Dismiss Notice
Join Physics Forums Today!
The friendliest, high quality science and math community on the planet! Everyone who loves science is here!

Momentsand Forces acting on a ruler

  1. Nov 15, 2006 #1
    I have a question about moments a forces acting on a meter ruler.

    "A meter ruler of weight 1.0N is pivoted on a nail passing through a hole drilled at the 10cm mark. A weight of 3.0N is suspended at the 30cm mark. A Newton meter supports the ruler at the 90cm mark so that it is horizontal.
    a) use the principle of moments to calculate the magnitude of force T needed to keep the ruler horizontal.
    b)the newton meter is raised until the rule makes an angle A with the horizontal. Without doing any further calculations copare the magnitude of the force provided by the newton meter in this new positionwith the force T when the rule was horizontal. Explain your answer."

    For part a I had (0.2 x 3) + (0.4 x 1) = 0.8T
    to give T = 1.25N

    For part b I am confused. Intuitively I think the force should have increased but I'm not really sure why and since none of the distances have changed and the weights are the same I don't how it can have changed.

    Please help!
  2. jcsd
  3. Nov 15, 2006 #2


    User Avatar
    Science Advisor

    Since it is still supporting the same weight, the vertical component of force must be the same.
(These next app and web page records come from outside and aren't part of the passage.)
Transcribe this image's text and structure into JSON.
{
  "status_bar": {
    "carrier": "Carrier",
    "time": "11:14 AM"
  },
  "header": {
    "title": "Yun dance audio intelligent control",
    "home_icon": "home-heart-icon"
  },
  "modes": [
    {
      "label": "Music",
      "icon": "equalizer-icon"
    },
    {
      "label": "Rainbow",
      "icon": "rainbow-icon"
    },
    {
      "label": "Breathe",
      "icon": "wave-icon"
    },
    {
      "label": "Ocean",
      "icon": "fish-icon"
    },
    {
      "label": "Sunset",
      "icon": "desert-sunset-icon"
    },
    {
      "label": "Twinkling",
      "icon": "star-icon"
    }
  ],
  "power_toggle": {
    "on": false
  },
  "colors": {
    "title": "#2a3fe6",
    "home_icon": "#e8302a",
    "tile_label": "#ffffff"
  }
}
Now, the horizontal component is non-zero. what does that tell you about the magnitude of the force?
  4. Nov 15, 2006 #3
    If there is now a horizontal component the force must have increased to include this.

    Where does the horizontal component come from?
Share this great discussion with others via Reddit, Google+, Twitter, or Facebook